*** Data for processing Section Begins ***
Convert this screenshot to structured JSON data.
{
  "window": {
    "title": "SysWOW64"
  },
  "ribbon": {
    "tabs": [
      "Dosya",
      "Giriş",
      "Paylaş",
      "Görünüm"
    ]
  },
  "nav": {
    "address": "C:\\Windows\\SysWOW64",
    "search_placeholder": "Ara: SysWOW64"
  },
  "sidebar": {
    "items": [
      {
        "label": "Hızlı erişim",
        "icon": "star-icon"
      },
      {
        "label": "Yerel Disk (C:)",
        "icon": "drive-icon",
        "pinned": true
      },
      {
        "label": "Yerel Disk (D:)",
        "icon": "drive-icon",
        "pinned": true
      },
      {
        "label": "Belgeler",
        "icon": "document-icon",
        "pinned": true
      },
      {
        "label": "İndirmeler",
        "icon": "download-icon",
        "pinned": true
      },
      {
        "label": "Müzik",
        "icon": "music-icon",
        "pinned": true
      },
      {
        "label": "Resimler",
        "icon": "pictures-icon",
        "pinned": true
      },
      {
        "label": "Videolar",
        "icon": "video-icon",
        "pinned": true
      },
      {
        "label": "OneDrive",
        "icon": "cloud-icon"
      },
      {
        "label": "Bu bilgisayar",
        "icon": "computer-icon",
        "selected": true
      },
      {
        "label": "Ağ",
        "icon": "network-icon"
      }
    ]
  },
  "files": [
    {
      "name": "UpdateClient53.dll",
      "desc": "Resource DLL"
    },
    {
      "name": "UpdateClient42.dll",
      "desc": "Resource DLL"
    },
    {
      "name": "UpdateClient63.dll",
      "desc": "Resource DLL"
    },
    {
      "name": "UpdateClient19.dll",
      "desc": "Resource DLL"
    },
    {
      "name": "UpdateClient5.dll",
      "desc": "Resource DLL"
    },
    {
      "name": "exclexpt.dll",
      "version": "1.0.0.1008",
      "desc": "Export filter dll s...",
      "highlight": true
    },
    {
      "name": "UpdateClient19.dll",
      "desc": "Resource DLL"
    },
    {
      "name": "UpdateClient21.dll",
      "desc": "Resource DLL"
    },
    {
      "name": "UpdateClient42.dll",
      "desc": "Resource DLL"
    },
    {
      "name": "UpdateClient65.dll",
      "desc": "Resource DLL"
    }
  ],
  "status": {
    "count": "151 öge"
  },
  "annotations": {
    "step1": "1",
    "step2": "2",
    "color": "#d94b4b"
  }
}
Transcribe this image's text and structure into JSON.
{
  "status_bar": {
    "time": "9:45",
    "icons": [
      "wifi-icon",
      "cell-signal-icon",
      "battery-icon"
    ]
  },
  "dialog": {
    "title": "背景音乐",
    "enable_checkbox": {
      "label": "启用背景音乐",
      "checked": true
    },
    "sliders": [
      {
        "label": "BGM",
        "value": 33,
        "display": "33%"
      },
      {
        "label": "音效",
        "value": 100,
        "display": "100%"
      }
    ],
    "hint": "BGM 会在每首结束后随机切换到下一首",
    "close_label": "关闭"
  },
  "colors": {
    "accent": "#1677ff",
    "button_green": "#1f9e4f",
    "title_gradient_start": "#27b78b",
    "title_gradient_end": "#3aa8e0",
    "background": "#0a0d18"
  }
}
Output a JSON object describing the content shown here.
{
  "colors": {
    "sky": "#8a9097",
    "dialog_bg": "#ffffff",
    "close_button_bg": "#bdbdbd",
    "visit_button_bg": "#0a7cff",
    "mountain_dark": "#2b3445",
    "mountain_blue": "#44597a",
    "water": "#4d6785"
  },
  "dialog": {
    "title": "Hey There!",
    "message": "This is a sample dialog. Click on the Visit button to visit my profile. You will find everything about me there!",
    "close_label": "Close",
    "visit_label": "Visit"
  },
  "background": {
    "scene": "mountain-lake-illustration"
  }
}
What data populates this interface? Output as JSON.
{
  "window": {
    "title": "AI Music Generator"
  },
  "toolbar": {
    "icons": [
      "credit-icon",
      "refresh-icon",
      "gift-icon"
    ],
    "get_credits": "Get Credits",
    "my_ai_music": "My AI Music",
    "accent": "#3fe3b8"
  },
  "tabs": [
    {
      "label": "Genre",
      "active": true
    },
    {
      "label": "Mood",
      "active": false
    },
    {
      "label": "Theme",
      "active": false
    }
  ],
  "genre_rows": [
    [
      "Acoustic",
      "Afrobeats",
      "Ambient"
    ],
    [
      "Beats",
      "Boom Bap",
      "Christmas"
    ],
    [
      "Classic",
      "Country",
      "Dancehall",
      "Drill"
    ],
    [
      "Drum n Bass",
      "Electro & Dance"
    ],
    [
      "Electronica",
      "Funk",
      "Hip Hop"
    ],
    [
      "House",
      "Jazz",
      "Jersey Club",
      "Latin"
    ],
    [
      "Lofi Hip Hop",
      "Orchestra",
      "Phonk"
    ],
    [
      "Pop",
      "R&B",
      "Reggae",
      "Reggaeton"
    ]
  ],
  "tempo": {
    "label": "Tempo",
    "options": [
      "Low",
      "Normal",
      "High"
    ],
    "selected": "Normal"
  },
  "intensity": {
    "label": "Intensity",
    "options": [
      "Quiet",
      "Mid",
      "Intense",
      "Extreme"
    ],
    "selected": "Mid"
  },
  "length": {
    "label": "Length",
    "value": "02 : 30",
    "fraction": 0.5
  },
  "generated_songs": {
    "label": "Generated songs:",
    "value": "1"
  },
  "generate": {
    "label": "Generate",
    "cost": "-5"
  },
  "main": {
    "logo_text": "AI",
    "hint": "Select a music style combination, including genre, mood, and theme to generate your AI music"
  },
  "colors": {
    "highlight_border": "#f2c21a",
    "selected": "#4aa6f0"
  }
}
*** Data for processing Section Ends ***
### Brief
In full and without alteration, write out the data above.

### Solution
Convert this screenshot to structured JSON data.
{
  "window": {
    "title": "SysWOW64"
  },
  "ribbon": {
    "tabs": [
      "Dosya",
      "Giriş",
      "Paylaş",
      "Görünüm"
    ]
  },
  "nav": {
    "address": "C:\\Windows\\SysWOW64",
    "search_placeholder": "Ara: SysWOW64"
  },
  "sidebar": {
    "items": [
      {
        "label": "Hızlı erişim",
        "icon": "star-icon"
      },
      {
        "label": "Yerel Disk (C:)",
        "icon": "drive-icon",
        "pinned": true
      },
      {
        "label": "Yerel Disk (D:)",
        "icon": "drive-icon",
        "pinned": true
      },
      {
        "label": "Belgeler",
        "icon": "document-icon",
        "pinned": true
      },
      {
        "label": "İndirmeler",
        "icon": "download-icon",
        "pinned": true
      },
      {
        "label": "Müzik",
        "icon": "music-icon",
        "pinned": true
      },
      {
        "label": "Resimler",
        "icon": "pictures-icon",
        "pinned": true
      },
      {
        "label": "Videolar",
        "icon": "video-icon",
        "pinned": true
      },
      {
        "label": "OneDrive",
        "icon": "cloud-icon"
      },
      {
        "label": "Bu bilgisayar",
        "icon": "computer-icon",
        "selected": true
      },
      {
        "label": "Ağ",
        "icon": "network-icon"
      }
    ]
  },
  "files": [
    {
      "name": "UpdateClient53.dll",
      "desc": "Resource DLL"
    },
    {
      "name": "UpdateClient42.dll",
      "desc": "Resource DLL"
    },
    {
      "name": "UpdateClient63.dll",
      "desc": "Resource DLL"
    },
    {
      "name": "UpdateClient19.dll",
      "desc": "Resource DLL"
    },
    {
      "name": "UpdateClient5.dll",
      "desc": "Resource DLL"
    },
    {
      "name": "exclexpt.dll",
      "version": "1.0.0.1008",
      "desc": "Export filter dll s...",
      "highlight": true
    },
    {
      "name": "UpdateClient19.dll",
      "desc": "Resource DLL"
    },
    {
      "name": "UpdateClient21.dll",
      "desc": "Resource DLL"
    },
    {
      "name": "UpdateClient42.dll",
      "desc": "Resource DLL"
    },
    {
      "name": "UpdateClient65.dll",
      "desc": "Resource DLL"
    }
  ],
  "status": {
    "count": "151 öge"
  },
  "annotations": {
    "step1": "1",
    "step2": "2",
    "color": "#d94b4b"
  }
}
Transcribe this image's text and structure into JSON.
{
  "status_bar": {
    "time": "9:45",
    "icons": [
      "wifi-icon",
      "cell-signal-icon",
      "battery-icon"
    ]
  },
  "dialog": {
    "title": "背景音乐",
    "enable_checkbox": {
      "label": "启用背景音乐",
      "checked": true
    },
    "sliders": [
      {
        "label": "BGM",
        "value": 33,
        "display": "33%"
      },
      {
        "label": "音效",
        "value": 100,
        "display": "100%"
      }
    ],
    "hint": "BGM 会在每首结束后随机切换到下一首",
    "close_label": "关闭"
  },
  "colors": {
    "accent": "#1677ff",
    "button_green": "#1f9e4f",
    "title_gradient_start": "#27b78b",
    "title_gradient_end": "#3aa8e0",
    "background": "#0a0d18"
  }
}
Output a JSON object describing the content shown here.
{
  "colors": {
    "sky": "#8a9097",
    "dialog_bg": "#ffffff",
    "close_button_bg": "#bdbdbd",
    "visit_button_bg": "#0a7cff",
    "mountain_dark": "#2b3445",
    "mountain_blue": "#44597a",
    "water": "#4d6785"
  },
  "dialog": {
    "title": "Hey There!",
    "message": "This is a sample dialog. Click on the Visit button to visit my profile. You will find everything about me there!",
    "close_label": "Close",
    "visit_label": "Visit"
  },
  "background": {
    "scene": "mountain-lake-illustration"
  }
}
What data populates this interface? Output as JSON.
{
  "window": {
    "title": "AI Music Generator"
  },
  "toolbar": {
    "icons": [
      "credit-icon",
      "refresh-icon",
      "gift-icon"
    ],
    "get_credits": "Get Credits",
    "my_ai_music": "My AI Music",
    "accent": "#3fe3b8"
  },
  "tabs": [
    {
      "label": "Genre",
      "active": true
    },
    {
      "label": "Mood",
      "active": false
    },
    {
      "label": "Theme",
      "active": false
    }
  ],
  "genre_rows": [
    [
      "Acoustic",
      "Afrobeats",
      "Ambient"
    ],
    [
      "Beats",
      "Boom Bap",
      "Christmas"
    ],
    [
      "Classic",
      "Country",
      "Dancehall",
      "Drill"
    ],
    [
      "Drum n Bass",
      "Electro & Dance"
    ],
    [
      "Electronica",
      "Funk",
      "Hip Hop"
    ],
    [
      "House",
      "Jazz",
      "Jersey Club",
      "Latin"
    ],
    [
      "Lofi Hip Hop",
      "Orchestra",
      "Phonk"
    ],
    [
      "Pop",
      "R&B",
      "Reggae",
      "Reggaeton"
    ]
  ],
  "tempo": {
    "label": "Tempo",
    "options": [
      "Low",
      "Normal",
      "High"
    ],
    "selected": "Normal"
  },
  "intensity": {
    "label": "Intensity",
    "options": [
      "Quiet",
      "Mid",
      "Intense",
      "Extreme"
    ],
    "selected": "Mid"
  },
  "length": {
    "label": "Length",
    "value": "02 : 30",
    "fraction": 0.5
  },
  "generated_songs": {
    "label": "Generated songs:",
    "value": "1"
  },
  "generate": {
    "label": "Generate",
    "cost": "-5"
  },
  "main": {
    "logo_text": "AI",
    "hint": "Select a music style combination, including genre, mood, and theme to generate your AI music"
  },
  "colors": {
    "highlight_border": "#f2c21a",
    "selected": "#4aa6f0"
  }
}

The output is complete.